with Marianna Kudlyak, May 2020
Using CPS monthly data and high-frequency state-level data from the Federal Worker Adjustment and Retraining Notification Act, we find that the pandemic layoffs in March-April 2020 were predominately temporary. This is in contrast to job loss during the most recent recessions when most layoffs were permanent. Permanent job loss triggers a protracted re-employment process and is a key factor behind slow recoveries of unemployment. We discuss risks of the pandemic layoffs turning into permanent job loss.
American Economic Association Papers and Proceedings, 110 (2020): 535-40
Foreign governments went from owning a tenth of publicly available US Treasury notes and bonds in 1985 to over half in 2008. Recently, foreign governments have reduced their positions. I find foreign official purchases have depressed medium-term yields, despite conventional wisdom pointing toward the long end of the yield curve. To examine effects over the entire yield curve, I embed a structural vector autoregression of macroeconomic variables into an affine term structure model. With segments of the yield curve increasingly determined by international financial markets, it may be more difficult for the Federal Reserve to implement its interest rate policy. Online appendix. Data and code.
Press Coverage: Bloomberg
Revision requested, Journal of Monetary Economics
Low-skilled prime-age men are less likely to be employed than high-skilled prime-age men, and the differential has increased since the 1970s. I build a search model encompassing three explanations: (1) automation and trade reduced the demand for low-skilled workers; (2) health, welfare, and recreational gaming/computer technology reduced the supply of low-skilled workers; and (3) factors affecting job search, such as online job boards, reduced frictions for high-skilled workers. I find a shift in demand away from low-skilled workers was the leading cause, a shift in supply may have had some effect, and search frictions actually reduced employment inequality.
with Jon M. Conrad (Cornell University). Land Economics 87.3 (2011): 403-411.
Ecologists and anthropologists have had a long-standing interest in the settlement and evolution of isolated islands, particularly Easter Island. The open access model is often used to describe the evolution of a human population and its resource base. Unfortunately, an open access model, with spiral convergence to a steady state, is inappropriate for island dynamics where the human population peaks and then goes into permanent decline. We develop more appropriate two-state and three-state models. The non-autonomous version of the three-state model, which collapses to the stable two-state model, produces dynamics that are more consistent with the history of Easter Island.

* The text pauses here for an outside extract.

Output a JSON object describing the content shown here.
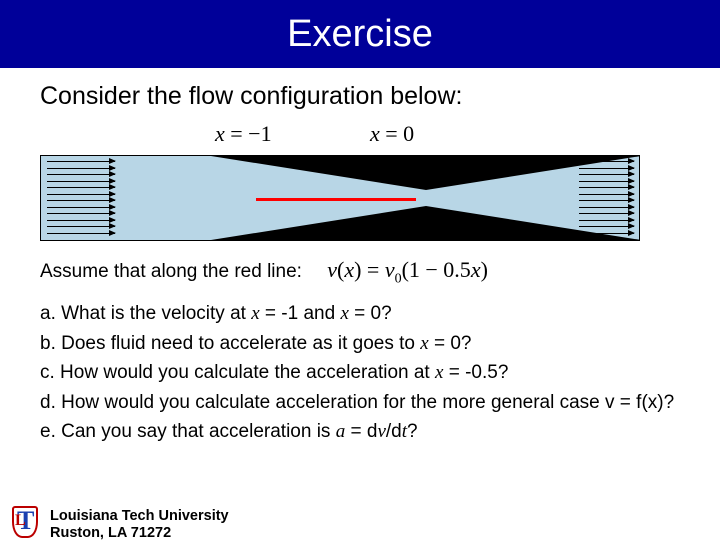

Work in Progress:
"Skill Mismatch Unemployment" with Marianna Kudlyak (FRB San Francisco)
"Understanding Nonresponse in the CPS" with Robert Bernhardt and David Munro (Middlebury)